After Rayonier closed its Port Angeles mill in 1997, a group of individuals and organizations petitioned the U.S. Environmental Protection Agency (EPA) to investigate the site. EPA investigation found that the site was eligible for the Superfund program. However, state and local officials asked for state oversight of the cleanup and in 2000, EPA deferred listing the site on the Superfund list, leaving Ecology in charge.
Past Cleanup Orders
Since 1992, Rayonier has done several partial cleanups on the mill property. In 2002, Ecology and Rayonier entered into an Agreed Order for investigating the marine portion of the site. A 2004 Agreed Order required an investigation and feasibility study for the upland portion of the site. Ecology never approved the marine and upland investigations, disagreeing with Rayonier about whether the full site had been defined. When the Toxics Cleanup Program took over in late 2007, we took a different approach…
Current Cleanup Agreement
Ecology and Rayonier’s 2010 Agreed Order is the only cleanup agreement now in effect. It replaces the 2002 and 2004 Agreed Orders and plots a new path forward. Under the agreement, Rayonier will develop a cleanup plan for the Study Area, which includes the Rayonier Mill property and nearby marine area.

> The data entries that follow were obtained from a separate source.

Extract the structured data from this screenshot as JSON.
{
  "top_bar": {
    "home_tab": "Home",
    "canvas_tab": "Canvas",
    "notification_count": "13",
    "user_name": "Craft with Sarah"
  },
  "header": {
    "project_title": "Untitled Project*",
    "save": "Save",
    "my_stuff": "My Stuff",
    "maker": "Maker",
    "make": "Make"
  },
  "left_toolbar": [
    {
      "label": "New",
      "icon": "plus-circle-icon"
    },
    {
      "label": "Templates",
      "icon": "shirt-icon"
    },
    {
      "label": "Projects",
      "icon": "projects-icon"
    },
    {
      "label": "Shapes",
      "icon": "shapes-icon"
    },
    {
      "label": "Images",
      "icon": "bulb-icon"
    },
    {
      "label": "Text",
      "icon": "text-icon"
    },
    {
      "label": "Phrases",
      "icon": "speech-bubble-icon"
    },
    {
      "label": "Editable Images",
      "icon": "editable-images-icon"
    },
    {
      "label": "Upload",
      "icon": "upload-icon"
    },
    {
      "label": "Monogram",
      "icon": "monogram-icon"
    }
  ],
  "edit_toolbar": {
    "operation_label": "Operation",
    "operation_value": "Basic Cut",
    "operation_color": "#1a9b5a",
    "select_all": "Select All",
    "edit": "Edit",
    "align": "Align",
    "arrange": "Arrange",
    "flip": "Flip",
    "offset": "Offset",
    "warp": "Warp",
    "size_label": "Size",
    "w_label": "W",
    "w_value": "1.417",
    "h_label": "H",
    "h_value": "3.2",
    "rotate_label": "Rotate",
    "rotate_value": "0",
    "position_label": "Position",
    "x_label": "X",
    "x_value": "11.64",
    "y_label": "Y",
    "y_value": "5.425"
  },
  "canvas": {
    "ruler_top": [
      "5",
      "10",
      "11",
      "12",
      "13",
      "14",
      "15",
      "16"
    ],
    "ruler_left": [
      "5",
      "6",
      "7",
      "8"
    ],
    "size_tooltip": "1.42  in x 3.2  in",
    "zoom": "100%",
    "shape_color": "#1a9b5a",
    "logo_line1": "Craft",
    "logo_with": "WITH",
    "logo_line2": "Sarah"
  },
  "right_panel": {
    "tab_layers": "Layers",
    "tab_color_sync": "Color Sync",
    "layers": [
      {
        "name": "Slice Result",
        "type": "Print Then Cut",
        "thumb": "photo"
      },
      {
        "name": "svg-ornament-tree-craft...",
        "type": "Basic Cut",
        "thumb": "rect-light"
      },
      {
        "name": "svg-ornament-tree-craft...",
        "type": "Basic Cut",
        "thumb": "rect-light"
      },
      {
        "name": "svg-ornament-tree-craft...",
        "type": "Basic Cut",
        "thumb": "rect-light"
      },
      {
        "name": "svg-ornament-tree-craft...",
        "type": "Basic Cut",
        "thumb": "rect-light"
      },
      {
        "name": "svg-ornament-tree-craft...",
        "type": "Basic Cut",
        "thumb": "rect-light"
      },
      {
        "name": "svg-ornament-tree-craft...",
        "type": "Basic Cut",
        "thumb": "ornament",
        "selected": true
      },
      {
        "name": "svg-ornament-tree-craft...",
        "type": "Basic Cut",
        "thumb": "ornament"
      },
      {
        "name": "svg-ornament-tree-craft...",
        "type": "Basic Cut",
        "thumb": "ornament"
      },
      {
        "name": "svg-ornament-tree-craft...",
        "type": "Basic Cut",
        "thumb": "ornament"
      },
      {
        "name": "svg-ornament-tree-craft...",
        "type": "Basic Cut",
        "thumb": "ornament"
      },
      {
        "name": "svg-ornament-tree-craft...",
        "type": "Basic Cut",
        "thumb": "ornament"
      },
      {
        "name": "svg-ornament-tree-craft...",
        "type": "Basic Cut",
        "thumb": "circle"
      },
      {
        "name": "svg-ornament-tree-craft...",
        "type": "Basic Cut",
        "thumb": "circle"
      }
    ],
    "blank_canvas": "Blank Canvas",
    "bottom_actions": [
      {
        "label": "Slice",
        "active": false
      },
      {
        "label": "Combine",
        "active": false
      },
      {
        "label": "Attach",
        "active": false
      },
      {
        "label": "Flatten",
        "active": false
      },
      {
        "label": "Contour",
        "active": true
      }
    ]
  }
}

Because the current cleanup agreement only requires Rayonier to develop a cleanup plan, Ecology will need a new agreement to implement actual cleanup. If Ecology determines that Rayonier is responsible for additional contamination, either beyond the upland property boundary or further out in Port Angeles Harbor, those cleanups would also require new legal agreements.